RECORDS PROVIDED –
◆ ◆ ◆
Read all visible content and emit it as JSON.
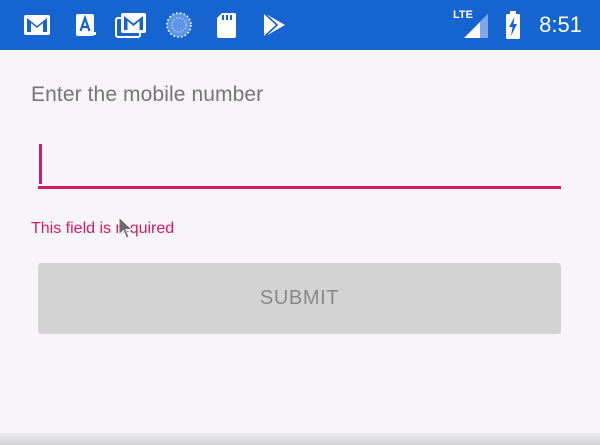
{
  "status_bar": {
    "time": "8:51",
    "network_label": "LTE",
    "icons": [
      "gmail-icon",
      "font-app-icon",
      "gmail-stacked-icon",
      "loading-circle-icon",
      "sd-card-icon",
      "play-store-icon",
      "signal-icon",
      "battery-charging-icon"
    ],
    "background_color": "#1664d0"
  },
  "form": {
    "label": "Enter the mobile number",
    "input_value": "",
    "error_text": "This field is required",
    "submit_label": "SUBMIT",
    "accent_color": "#d81b60",
    "submit_enabled": false
  }
}
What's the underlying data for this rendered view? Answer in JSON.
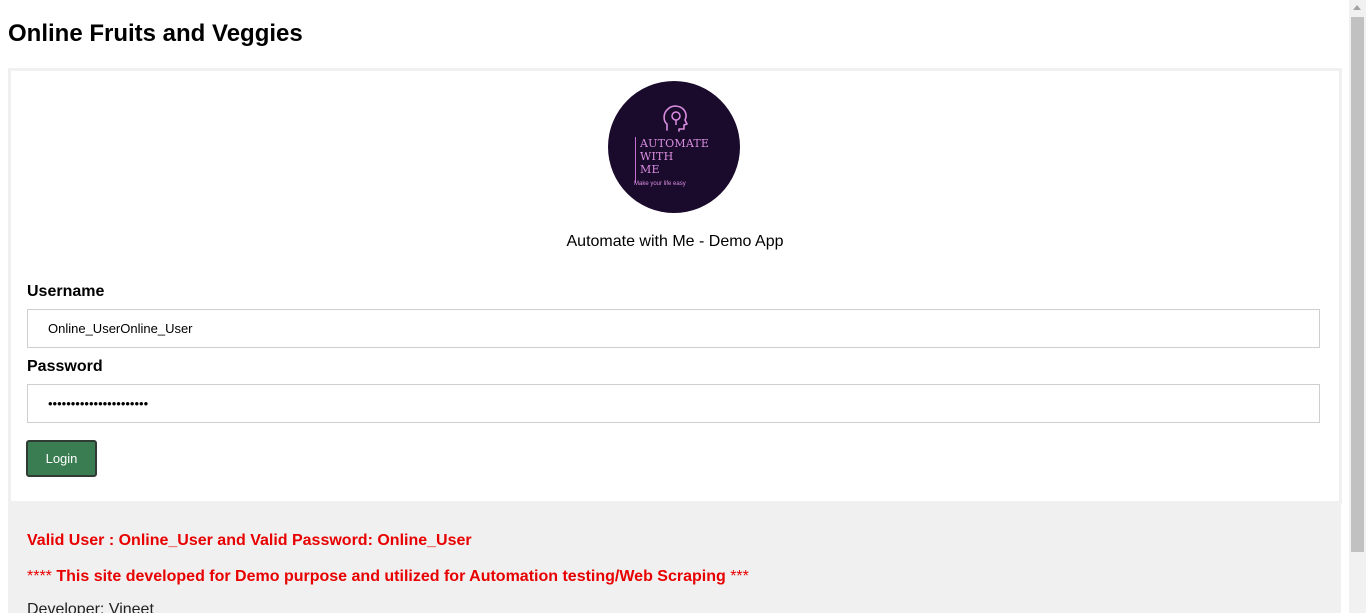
{
  "header": {
    "title": "Online Fruits and Veggies"
  },
  "logo": {
    "line1": "AUTOMATE",
    "line2": "WITH",
    "line3": "ME",
    "tagline": "Make your life easy",
    "icon": "head-gear-icon",
    "background_color": "#1a0a2b",
    "text_color": "#d98ee0"
  },
  "app_caption": "Automate with Me - Demo App",
  "form": {
    "username_label": "Username",
    "username_value": "Online_UserOnline_User",
    "password_label": "Password",
    "password_value": "••••••••••••••••••••••",
    "login_label": "Login",
    "button_color": "#3a7d52"
  },
  "footer": {
    "valid_credentials": "Valid User : Online_User and Valid Password: Online_User",
    "demo_stars_left": "****",
    "demo_note": " This site developed for Demo purpose and utilized for Automation testing/Web Scraping ",
    "demo_stars_right": "***",
    "developer": "Developer: Vineet",
    "text_color": "#e80000"
  }
}
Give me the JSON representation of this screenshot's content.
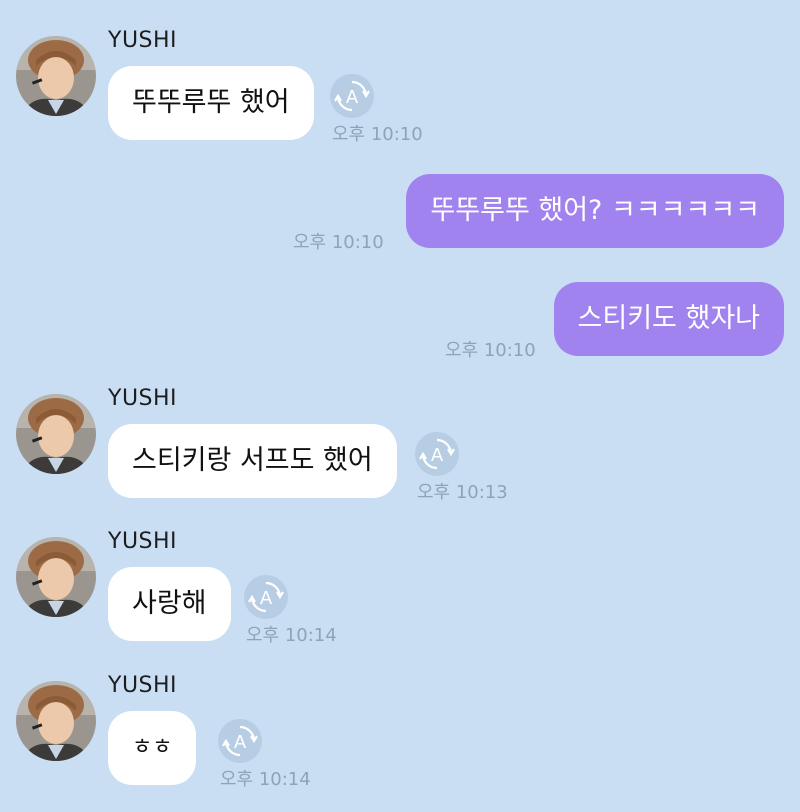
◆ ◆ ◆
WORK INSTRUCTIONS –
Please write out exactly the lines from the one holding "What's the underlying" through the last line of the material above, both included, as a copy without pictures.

ANSWER AREA –
What's the underlying data for this rendered view? Answer in JSON.
{
  "header": {
    "title": "Online Fruits and Veggies"
  },
  "logo": {
    "line1": "AUTOMATE",
    "line2": "WITH",
    "line3": "ME",
    "tagline": "Make your life easy",
    "icon": "head-gear-icon",
    "background_color": "#1a0a2b",
    "text_color": "#d98ee0"
  },
  "app_caption": "Automate with Me - Demo App",
  "form": {
    "username_label": "Username",
    "username_value": "Online_UserOnline_User",
    "password_label": "Password",
    "password_value": "••••••••••••••••••••••",
    "login_label": "Login",
    "button_color": "#3a7d52"
  },
  "footer": {
    "valid_credentials": "Valid User : Online_User and Valid Password: Online_User",
    "demo_stars_left": "****",
    "demo_note": " This site developed for Demo purpose and utilized for Automation testing/Web Scraping ",
    "demo_stars_right": "***",
    "developer": "Developer: Vineet",
    "text_color": "#e80000"
  }
}
Give me the JSON representation of this screenshot's content.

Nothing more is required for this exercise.